Two other missionaries injured in the blast, Richard Norby, 66, of Utah and Fanny Clain, 20, of France, remain in Brussels.

Wells, Empey and Norby won't be able to finish their missions for The Church of Jesus Christ of Latter-day Saints, but Clain, 20, is expected to resume her service in the U.S, church officials said. She was less seriously hurt.

The Utahans were at the airport March 22 to accompany Clain, who was set to fly to the United States for a missionary assignment in Cleveland. Clain had passed through security to a different part of the airport at the time of the explosion.

Wells suffered burns and severed his Achilles tendon. He also was present during the Boston Marathon bombing but wasn't hurt.

Wells told CBS News last week from a Belgian hospital that he felt lucky to be alive after the blast lifted him off his feet. The former high school football player from Sandy, Utah, said he was at the back of the check-in line when the first bomb exploded and said he was running out of the airport when the second blast hit.

He spoke last week from behind a mask of bandages, with only his eyes, mouth and left ear uncovered by the gauze dressings and mesh netting that held them in place.

"The first step is him, his care, his well-being, is he okay? What's his medical care? And then how do we get him home?" said his father, Chad Wells, previously said.

"We know Mason will want to get back to a regular life and not want to sit and dwell on this," said his mother, Kymberly Wells.

Empey suffered burns to his hands, face and head and had surgery for shrapnel injuries to his legs.

"I wondered if I'd feel anger when I saw the pictures of the suspects, and I truly didn't," Empey's father, Court Empey, said in an interview with CBS News last week. "I felt complete gratitude that my son was alive, and then the aftermath of the support that's been shown to us just confirms to me that people are good to their core."

Amber Empey said it was a dramatic sight when she saw her son "all bandaged up" after the attacks but that she was thankful he was alive.

"It was amazing and just peace of mind," she said. "You know, there's this anxiety, like you've just got to get to him quick, and to be able to be there and feel him and see him and hear him was really amazing."
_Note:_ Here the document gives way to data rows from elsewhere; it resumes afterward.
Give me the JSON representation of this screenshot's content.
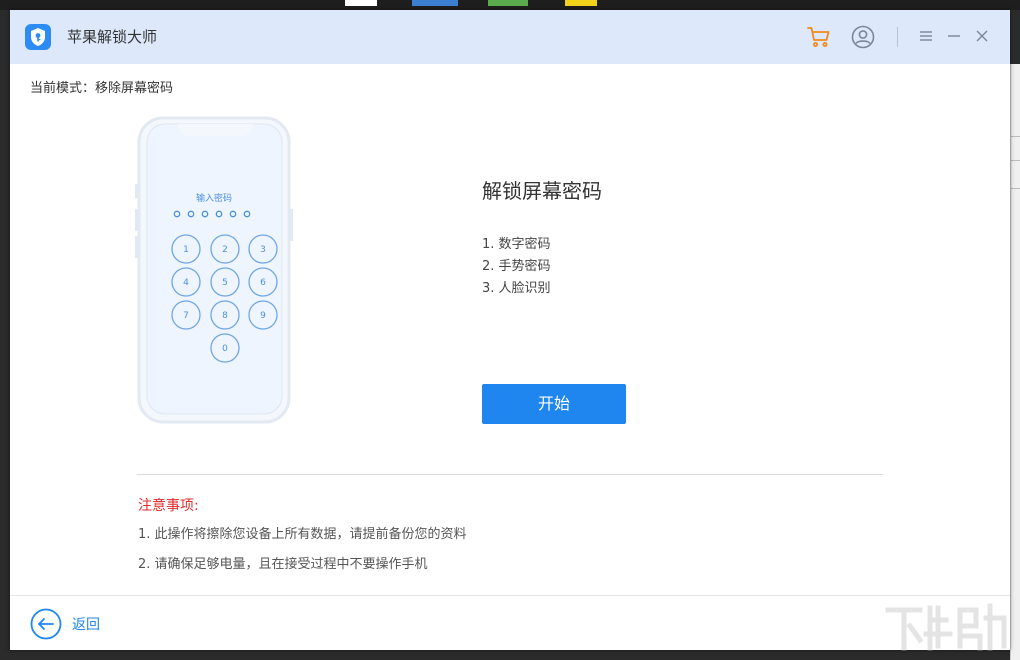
{
  "app": {
    "title": "苹果解锁大师"
  },
  "mode": {
    "text": "当前模式：移除屏幕密码"
  },
  "phone": {
    "prompt": "输入密码",
    "keys": [
      "1",
      "2",
      "3",
      "4",
      "5",
      "6",
      "7",
      "8",
      "9",
      "0"
    ]
  },
  "info": {
    "title": "解锁屏幕密码",
    "items": [
      "1. 数字密码",
      "2. 手势密码",
      "3. 人脸识别"
    ],
    "start_label": "开始"
  },
  "notes": {
    "title": "注意事项:",
    "items": [
      "1. 此操作将擦除您设备上所有数据，请提前备份您的资料",
      "2. 请确保足够电量，且在接受过程中不要操作手机"
    ]
  },
  "footer": {
    "back_label": "返回"
  },
  "colors": {
    "accent": "#1f86f0",
    "titlebar": "#dde9fb",
    "cart": "#f08a1c",
    "warning": "#e02b2b"
  },
  "icons": [
    "app-logo-icon",
    "cart-icon",
    "user-icon",
    "menu-icon",
    "minimize-icon",
    "close-icon",
    "back-arrow-icon"
  ]
}
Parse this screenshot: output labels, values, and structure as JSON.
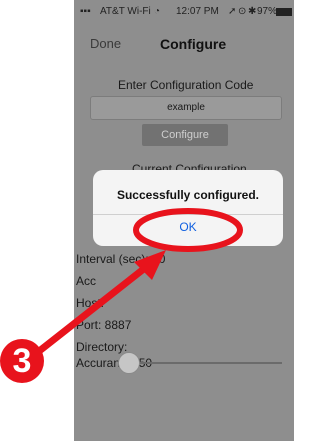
{
  "status_bar": {
    "carrier": "AT&T Wi-Fi",
    "time": "12:07 PM",
    "battery": "97%"
  },
  "nav": {
    "done": "Done",
    "title": "Configure"
  },
  "config_code": {
    "label": "Enter Configuration Code",
    "value": "example",
    "button": "Configure"
  },
  "current": {
    "heading": "Current Configuration"
  },
  "fields": {
    "interval": "Interval (sec): 30",
    "acc": "Acc",
    "host": "Host:",
    "port": "Port: 8887",
    "directory": "Directory:",
    "accuracy": "Accurancy: 50"
  },
  "slider": {
    "value_fraction": 0.0
  },
  "alert": {
    "title": "Successfully configured.",
    "ok": "OK"
  },
  "annotation": {
    "step": "3"
  },
  "colors": {
    "annotation": "#e8131c",
    "link": "#1060e0"
  }
}
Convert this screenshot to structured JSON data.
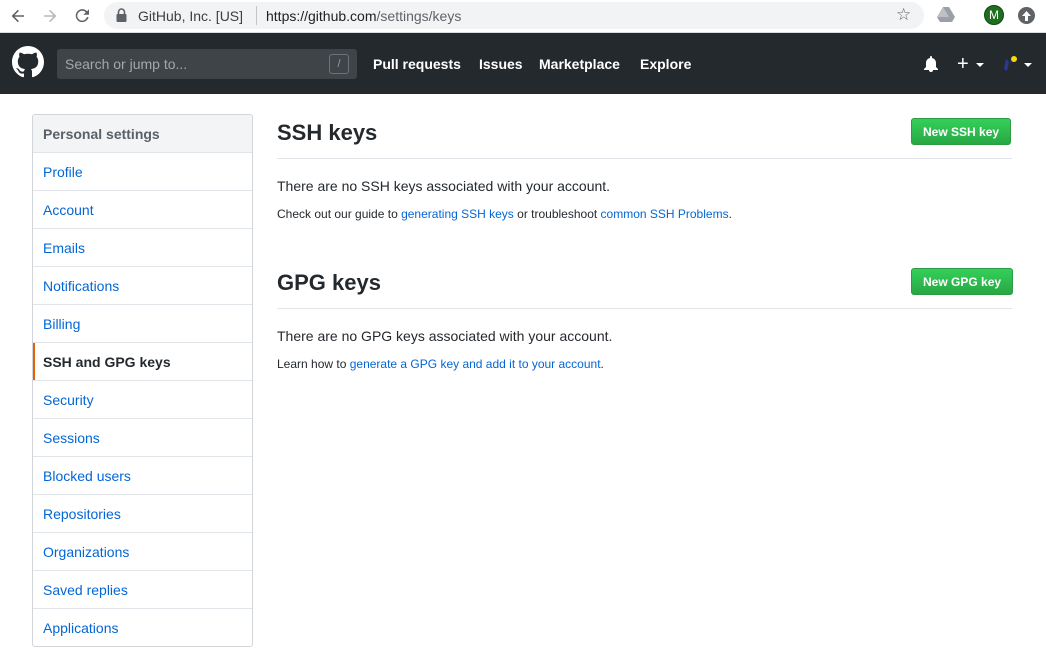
{
  "browser": {
    "site_identity": "GitHub, Inc. [US]",
    "url_host": "https://github.com",
    "url_path": "/settings/keys",
    "profile_initial": "M"
  },
  "header": {
    "search_placeholder": "Search or jump to...",
    "search_shortcut": "/",
    "nav": [
      "Pull requests",
      "Issues",
      "Marketplace",
      "Explore"
    ],
    "plus": "+"
  },
  "sidebar": {
    "heading": "Personal settings",
    "items": [
      {
        "label": "Profile"
      },
      {
        "label": "Account"
      },
      {
        "label": "Emails"
      },
      {
        "label": "Notifications"
      },
      {
        "label": "Billing"
      },
      {
        "label": "SSH and GPG keys",
        "selected": true
      },
      {
        "label": "Security"
      },
      {
        "label": "Sessions"
      },
      {
        "label": "Blocked users"
      },
      {
        "label": "Repositories"
      },
      {
        "label": "Organizations"
      },
      {
        "label": "Saved replies"
      },
      {
        "label": "Applications"
      }
    ]
  },
  "ssh": {
    "title": "SSH keys",
    "button": "New SSH key",
    "empty": "There are no SSH keys associated with your account.",
    "note_prefix": "Check out our guide to ",
    "link1": "generating SSH keys",
    "note_mid": " or troubleshoot ",
    "link2": "common SSH Problems",
    "note_suffix": "."
  },
  "gpg": {
    "title": "GPG keys",
    "button": "New GPG key",
    "empty": "There are no GPG keys associated with your account.",
    "note_prefix": "Learn how to ",
    "link": "generate a GPG key and add it to your account",
    "note_suffix": "."
  },
  "colors": {
    "header_bg": "#24292e",
    "link": "#0366d6",
    "button_green": "#28a745",
    "selected_accent": "#e36209"
  }
}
Norby was still in a medically induced coma when his wife, Pam Norby, spoke with CBS News Saturday. She wasn't able to accompany her husband Tuesday in driving three other missionaries to the airport because of the size of their car.

Parents Amber and Court Empey visit their son, Joseph Empey, who was wounded in the terrorist attacks in Brussels, Belgium.

Parents Amber and Court Empey visit their son, Joseph Empey, who was wounded in the terrorist attacks in Brussels, Belgium.

Courtesy the Empey family

Richard Norby called his wife after the bombs went off.

"As soon as he said, 'Pam,' I instantly knew that something had happened; I could just tell in his voice," Pam Norby said.

Their call was soon disconnected, and she didn't find out where anyone was until hours later. She said her husband's prognosis was good with long-term difficulties expected.

She hasn't been alone since the attacks. The Norbys' son, Jason, traveled from the U.S. to be with his mother.

"It was difficult; it was hard to be that far away, that far removed and to not know how to help, to not know what to do," Jason Norby said.

His mother said she's received prayers and best wishes from people all over the world, not just from her immediate family.

"There has been good that's come out of this, and we're grateful for that," Norby said. "People have been absolutely marvelous. People in Belgium are warm people. I think it has something to do with everyone coming from a different culture and coming together."